And they’re becoming very capable — even an evil engineer with a leash can’t hold them back. Now, Boston Dynamics announced that it’ll start selling its good boy SpotMini as soon as next year. The CEO made the announcement on stage at TechCrunch’s TC Sessions: Robotics event at UC Berkeley. But should we be terrified?
Did these people not see Black Mirror??? https://t.co/8Zoy86K0JG
— Ian Petty (@ianpetty25) 11 May 2018
SpotMini embodies some of Boston Dynamics’ most advanced robot technologies: they’re quiet, weigh only 66 pounds, and a single charge can have one hopping around and opening doors for 90 minutes straight.
And it’s come a long way. It perceives its surroundings using a sophisticated 3D vision system, and can even make its own way through a warehouse, without user input. With the help of an adorable (or terrifying?) neck attachment, SpotMini can grab the newspaper for you, play fetch, and generally be a really good boy, too.
But in the wrong hands, SpotMini could be put to much darker uses as well (if you’re not familiar with those YouTube videos where people duct-tape kitchen knives to the tops of Roombas, trust us, you should be).
Boston Dynamics founder and CEO Marc Raibert discussed possible applications on stage at the TechCrunch event. “I think people think that it’s easy to get around with wheeled [robots], but that’s really not the case. Every place you go has some obstacle that wheeled things struggle with,” like going up and down stairs for search-and-rescue missions. “We think SpotMini can go to a much larger fraction of places.”
Unsurprisingly, even when prompted by TechCrunch moderator and Editor Brian Heater, there was no mention of specific security industry applications.
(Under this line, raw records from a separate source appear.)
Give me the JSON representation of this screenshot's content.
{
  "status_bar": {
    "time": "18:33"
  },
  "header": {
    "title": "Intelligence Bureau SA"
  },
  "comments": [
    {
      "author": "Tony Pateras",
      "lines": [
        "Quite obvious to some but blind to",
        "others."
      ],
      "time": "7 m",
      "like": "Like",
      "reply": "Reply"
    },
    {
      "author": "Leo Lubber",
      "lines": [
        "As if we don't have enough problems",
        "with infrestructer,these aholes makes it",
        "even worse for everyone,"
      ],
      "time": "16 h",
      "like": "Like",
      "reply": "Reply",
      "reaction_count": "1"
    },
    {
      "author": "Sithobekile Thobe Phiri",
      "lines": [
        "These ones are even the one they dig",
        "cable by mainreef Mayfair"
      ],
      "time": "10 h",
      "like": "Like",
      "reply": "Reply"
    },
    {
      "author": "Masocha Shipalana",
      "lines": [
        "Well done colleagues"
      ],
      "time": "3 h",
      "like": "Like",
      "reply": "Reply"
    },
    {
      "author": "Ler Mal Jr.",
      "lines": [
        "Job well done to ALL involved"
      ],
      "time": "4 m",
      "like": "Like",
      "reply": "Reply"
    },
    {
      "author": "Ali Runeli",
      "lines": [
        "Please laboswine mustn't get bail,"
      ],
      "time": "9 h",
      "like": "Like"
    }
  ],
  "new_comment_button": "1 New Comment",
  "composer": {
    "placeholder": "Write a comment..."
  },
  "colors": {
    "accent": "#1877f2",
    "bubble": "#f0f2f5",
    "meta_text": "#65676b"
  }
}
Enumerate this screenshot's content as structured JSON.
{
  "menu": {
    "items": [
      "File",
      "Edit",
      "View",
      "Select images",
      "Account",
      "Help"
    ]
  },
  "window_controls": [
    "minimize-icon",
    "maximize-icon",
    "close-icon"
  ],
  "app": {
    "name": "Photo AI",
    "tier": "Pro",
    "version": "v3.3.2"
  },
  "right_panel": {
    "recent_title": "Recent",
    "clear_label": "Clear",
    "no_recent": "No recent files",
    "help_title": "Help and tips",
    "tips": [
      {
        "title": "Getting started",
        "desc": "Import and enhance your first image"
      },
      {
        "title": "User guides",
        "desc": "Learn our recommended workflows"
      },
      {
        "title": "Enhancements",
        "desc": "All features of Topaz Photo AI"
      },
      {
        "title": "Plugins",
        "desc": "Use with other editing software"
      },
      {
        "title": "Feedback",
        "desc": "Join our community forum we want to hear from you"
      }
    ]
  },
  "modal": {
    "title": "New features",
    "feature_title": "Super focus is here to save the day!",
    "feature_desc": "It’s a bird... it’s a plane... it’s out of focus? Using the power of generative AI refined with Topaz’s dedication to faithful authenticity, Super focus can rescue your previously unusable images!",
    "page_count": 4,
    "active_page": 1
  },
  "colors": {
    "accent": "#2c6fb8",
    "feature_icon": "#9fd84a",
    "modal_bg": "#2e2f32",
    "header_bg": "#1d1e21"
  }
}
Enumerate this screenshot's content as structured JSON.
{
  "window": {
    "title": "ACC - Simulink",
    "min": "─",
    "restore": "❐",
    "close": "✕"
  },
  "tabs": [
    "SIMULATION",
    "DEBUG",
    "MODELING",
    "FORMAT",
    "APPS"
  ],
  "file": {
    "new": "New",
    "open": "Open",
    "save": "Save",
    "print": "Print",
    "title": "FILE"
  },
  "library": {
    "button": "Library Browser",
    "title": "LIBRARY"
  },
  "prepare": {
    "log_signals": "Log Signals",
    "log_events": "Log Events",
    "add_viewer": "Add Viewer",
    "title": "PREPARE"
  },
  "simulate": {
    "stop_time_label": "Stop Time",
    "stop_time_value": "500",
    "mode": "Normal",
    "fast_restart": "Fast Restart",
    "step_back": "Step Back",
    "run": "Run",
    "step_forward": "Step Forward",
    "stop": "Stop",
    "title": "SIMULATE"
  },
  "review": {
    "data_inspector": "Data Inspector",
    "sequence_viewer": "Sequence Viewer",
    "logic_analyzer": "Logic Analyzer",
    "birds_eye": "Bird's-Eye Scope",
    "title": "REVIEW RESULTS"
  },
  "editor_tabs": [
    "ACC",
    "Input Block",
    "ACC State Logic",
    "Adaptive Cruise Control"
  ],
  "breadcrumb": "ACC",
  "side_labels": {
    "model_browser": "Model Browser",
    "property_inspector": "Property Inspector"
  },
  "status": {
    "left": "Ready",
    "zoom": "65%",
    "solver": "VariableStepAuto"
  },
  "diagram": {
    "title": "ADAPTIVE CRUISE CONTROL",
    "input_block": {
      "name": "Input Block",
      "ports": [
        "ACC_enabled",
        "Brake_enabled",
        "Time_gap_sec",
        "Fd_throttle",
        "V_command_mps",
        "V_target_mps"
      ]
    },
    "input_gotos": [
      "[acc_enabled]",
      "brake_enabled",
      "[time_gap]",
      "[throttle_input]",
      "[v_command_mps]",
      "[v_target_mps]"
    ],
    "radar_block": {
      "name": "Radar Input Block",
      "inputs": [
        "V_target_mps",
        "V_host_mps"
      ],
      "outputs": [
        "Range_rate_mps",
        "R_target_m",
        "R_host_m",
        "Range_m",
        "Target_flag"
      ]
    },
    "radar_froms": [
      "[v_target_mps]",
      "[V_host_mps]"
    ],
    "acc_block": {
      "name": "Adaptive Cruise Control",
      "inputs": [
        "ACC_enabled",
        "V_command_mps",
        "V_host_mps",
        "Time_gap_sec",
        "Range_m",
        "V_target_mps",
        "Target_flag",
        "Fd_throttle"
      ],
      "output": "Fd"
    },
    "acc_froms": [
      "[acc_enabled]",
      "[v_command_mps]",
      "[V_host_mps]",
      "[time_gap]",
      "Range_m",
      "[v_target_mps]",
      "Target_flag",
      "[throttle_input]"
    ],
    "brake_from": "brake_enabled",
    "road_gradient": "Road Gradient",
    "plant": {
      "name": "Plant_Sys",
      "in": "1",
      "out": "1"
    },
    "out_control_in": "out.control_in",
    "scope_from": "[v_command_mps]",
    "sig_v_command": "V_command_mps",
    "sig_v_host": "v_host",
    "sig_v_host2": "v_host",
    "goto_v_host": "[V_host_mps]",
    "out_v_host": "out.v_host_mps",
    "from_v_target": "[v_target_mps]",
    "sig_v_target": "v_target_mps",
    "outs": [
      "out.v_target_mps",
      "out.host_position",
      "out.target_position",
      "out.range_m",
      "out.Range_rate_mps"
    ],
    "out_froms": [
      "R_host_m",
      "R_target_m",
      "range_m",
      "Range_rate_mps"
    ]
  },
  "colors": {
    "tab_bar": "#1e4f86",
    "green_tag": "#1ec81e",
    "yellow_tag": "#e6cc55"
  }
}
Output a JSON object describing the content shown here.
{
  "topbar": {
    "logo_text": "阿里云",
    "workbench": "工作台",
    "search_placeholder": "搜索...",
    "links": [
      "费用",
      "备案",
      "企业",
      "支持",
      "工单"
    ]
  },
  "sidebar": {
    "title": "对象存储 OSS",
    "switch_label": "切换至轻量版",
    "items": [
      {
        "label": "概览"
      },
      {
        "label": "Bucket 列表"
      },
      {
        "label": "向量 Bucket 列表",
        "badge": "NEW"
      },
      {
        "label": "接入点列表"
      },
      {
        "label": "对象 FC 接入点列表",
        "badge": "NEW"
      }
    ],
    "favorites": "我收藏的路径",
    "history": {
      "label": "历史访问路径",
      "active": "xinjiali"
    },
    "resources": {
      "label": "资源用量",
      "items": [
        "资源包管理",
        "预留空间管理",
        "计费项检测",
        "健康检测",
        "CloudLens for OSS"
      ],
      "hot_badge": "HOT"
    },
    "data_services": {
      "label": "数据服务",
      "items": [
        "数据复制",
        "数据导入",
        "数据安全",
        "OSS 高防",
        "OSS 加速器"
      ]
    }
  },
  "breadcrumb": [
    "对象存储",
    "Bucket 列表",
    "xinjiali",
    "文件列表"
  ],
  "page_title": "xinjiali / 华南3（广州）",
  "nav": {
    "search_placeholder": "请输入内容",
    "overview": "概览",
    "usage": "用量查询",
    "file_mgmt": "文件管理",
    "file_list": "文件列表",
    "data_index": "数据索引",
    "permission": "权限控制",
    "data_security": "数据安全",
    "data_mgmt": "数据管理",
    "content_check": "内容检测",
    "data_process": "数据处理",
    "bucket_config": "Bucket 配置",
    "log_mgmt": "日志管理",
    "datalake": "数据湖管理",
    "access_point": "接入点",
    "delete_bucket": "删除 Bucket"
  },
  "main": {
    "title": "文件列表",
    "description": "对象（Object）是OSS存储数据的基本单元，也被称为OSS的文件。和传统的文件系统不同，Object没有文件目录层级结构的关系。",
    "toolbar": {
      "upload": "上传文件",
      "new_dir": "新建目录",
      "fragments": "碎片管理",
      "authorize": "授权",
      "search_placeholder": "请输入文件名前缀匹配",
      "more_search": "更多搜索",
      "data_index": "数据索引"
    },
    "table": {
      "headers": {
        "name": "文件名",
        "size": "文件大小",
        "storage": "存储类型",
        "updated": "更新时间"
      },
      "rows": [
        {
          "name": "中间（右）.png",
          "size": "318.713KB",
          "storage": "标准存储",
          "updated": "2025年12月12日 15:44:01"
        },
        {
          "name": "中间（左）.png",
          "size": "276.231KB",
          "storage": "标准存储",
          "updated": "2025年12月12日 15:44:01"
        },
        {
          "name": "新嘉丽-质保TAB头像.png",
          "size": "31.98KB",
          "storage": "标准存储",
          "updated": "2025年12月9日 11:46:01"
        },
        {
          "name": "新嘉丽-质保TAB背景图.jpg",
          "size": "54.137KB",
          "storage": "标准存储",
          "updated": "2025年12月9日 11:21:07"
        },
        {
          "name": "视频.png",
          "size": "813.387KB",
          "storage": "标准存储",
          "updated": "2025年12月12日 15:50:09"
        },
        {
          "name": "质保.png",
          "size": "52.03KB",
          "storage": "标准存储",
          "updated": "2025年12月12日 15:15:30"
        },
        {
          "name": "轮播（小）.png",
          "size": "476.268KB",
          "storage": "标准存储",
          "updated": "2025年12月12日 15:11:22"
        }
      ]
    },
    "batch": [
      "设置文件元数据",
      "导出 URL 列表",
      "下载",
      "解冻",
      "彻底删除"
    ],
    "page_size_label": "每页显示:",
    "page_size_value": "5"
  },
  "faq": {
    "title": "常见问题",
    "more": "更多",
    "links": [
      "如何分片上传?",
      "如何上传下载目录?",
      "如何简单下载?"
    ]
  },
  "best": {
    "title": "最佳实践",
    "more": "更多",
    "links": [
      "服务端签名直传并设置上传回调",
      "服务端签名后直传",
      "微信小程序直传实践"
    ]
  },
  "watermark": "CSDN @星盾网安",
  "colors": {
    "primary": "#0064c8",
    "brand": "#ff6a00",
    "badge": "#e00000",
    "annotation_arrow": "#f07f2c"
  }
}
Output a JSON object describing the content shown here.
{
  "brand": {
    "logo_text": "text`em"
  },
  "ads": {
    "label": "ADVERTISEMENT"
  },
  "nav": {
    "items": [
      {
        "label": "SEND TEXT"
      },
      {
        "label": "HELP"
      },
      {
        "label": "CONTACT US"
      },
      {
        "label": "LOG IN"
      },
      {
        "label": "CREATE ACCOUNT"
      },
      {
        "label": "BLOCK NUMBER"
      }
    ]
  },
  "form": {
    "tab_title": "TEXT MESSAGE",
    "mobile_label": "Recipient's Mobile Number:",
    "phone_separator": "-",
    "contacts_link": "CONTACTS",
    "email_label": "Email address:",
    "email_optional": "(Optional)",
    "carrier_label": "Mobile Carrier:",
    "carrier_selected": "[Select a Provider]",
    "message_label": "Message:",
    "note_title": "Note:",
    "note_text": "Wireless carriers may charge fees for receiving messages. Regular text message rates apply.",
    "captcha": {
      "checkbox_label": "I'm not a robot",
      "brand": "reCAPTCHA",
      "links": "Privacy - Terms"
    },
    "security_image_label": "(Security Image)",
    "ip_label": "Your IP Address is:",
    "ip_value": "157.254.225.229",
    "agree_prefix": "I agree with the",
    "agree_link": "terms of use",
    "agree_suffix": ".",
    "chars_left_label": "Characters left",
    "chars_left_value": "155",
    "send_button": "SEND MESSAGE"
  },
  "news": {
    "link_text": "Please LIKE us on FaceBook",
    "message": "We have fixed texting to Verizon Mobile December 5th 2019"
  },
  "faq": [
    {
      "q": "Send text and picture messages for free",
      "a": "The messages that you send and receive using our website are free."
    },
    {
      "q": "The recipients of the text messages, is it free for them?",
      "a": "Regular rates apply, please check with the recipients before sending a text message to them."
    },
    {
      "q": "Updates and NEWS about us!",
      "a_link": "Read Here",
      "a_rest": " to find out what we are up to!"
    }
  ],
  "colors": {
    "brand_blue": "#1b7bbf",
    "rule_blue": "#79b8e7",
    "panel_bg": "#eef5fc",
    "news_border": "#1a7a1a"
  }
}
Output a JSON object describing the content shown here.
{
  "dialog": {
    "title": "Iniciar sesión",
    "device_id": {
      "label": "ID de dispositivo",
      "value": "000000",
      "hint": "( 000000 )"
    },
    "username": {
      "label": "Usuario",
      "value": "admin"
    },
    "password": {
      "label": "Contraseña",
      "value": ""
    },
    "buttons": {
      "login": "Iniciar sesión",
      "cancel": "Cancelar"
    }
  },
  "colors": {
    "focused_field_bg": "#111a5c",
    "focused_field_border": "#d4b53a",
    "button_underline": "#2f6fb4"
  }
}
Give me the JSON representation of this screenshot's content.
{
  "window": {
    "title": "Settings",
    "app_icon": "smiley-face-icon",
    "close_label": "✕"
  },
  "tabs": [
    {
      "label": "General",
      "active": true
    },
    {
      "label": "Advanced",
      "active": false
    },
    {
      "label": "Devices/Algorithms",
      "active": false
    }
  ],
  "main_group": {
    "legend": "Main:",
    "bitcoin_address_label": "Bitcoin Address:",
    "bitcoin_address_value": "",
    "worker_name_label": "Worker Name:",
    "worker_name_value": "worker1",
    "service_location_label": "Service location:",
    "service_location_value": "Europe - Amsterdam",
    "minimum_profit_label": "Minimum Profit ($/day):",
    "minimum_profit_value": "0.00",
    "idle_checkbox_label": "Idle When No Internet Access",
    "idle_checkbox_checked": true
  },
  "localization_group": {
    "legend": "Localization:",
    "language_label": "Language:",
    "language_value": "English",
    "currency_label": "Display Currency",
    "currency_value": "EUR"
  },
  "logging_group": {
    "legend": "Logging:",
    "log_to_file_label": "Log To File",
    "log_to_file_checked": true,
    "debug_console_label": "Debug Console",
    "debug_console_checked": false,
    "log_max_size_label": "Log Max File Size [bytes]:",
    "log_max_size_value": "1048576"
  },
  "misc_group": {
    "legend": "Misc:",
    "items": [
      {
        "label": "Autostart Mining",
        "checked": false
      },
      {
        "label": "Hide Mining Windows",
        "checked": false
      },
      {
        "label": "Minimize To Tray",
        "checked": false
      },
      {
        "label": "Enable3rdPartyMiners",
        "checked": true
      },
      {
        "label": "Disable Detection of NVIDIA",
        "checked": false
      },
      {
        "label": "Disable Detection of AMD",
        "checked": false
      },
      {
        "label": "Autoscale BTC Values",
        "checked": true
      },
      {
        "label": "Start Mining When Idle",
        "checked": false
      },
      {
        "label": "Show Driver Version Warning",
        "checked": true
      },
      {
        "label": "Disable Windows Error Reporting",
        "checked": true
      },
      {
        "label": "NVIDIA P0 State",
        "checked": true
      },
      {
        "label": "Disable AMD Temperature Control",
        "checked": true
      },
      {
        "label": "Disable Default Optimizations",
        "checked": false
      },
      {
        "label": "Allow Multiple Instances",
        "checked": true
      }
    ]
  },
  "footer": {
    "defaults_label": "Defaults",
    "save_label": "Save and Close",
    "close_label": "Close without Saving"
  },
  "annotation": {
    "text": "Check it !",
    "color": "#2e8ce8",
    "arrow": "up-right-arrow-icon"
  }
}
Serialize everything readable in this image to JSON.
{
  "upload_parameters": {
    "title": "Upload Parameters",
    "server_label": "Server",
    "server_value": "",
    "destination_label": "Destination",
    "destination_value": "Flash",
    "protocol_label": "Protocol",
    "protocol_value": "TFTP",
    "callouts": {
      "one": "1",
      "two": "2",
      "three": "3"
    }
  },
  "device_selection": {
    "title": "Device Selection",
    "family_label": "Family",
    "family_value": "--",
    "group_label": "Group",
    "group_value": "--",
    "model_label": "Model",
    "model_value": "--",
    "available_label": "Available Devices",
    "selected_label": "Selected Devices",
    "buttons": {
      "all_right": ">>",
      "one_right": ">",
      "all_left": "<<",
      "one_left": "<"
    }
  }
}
After all, an ‘accessibility aid for the impaired’ sells a lot better, than a ‘walking death machine, with a machine gun mounted to its back.